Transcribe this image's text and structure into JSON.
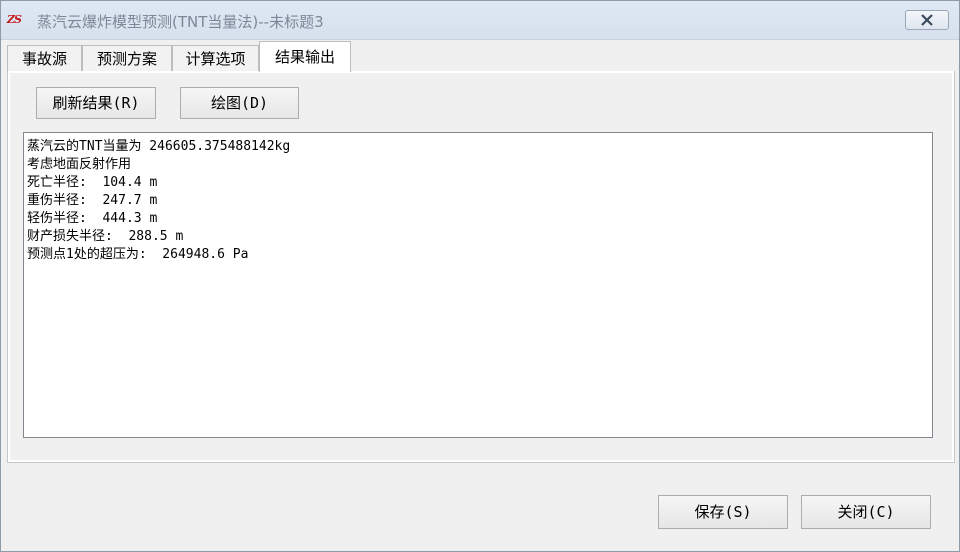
{
  "window": {
    "icon_text": "ZS",
    "title": "蒸汽云爆炸模型预测(TNT当量法)--未标题3"
  },
  "tabs": [
    {
      "label": "事故源",
      "active": false
    },
    {
      "label": "预测方案",
      "active": false
    },
    {
      "label": "计算选项",
      "active": false
    },
    {
      "label": "结果输出",
      "active": true
    }
  ],
  "toolbar": {
    "refresh_label": "刷新结果(R)",
    "plot_label": "绘图(D)"
  },
  "results": [
    "蒸汽云的TNT当量为 246605.375488142kg",
    "考虑地面反射作用",
    "死亡半径:  104.4 m",
    "重伤半径:  247.7 m",
    "轻伤半径:  444.3 m",
    "财产损失半径:  288.5 m",
    "预测点1处的超压为:  264948.6 Pa"
  ],
  "footer": {
    "save_label": "保存(S)",
    "close_label": "关闭(C)"
  },
  "icons": {
    "close": "close-icon"
  }
}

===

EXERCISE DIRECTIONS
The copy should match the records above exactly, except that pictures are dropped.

TASK RESPONSE
Transcribe this image's text and structure into JSON.
{
  "window": {
    "icon_text": "ZS",
    "title": "蒸汽云爆炸模型预测(TNT当量法)--未标题3"
  },
  "tabs": [
    {
      "label": "事故源",
      "active": false
    },
    {
      "label": "预测方案",
      "active": false
    },
    {
      "label": "计算选项",
      "active": false
    },
    {
      "label": "结果输出",
      "active": true
    }
  ],
  "toolbar": {
    "refresh_label": "刷新结果(R)",
    "plot_label": "绘图(D)"
  },
  "results": [
    "蒸汽云的TNT当量为 246605.375488142kg",
    "考虑地面反射作用",
    "死亡半径:  104.4 m",
    "重伤半径:  247.7 m",
    "轻伤半径:  444.3 m",
    "财产损失半径:  288.5 m",
    "预测点1处的超压为:  264948.6 Pa"
  ],
  "footer": {
    "save_label": "保存(S)",
    "close_label": "关闭(C)"
  },
  "icons": {
    "close": "close-icon"
  }
}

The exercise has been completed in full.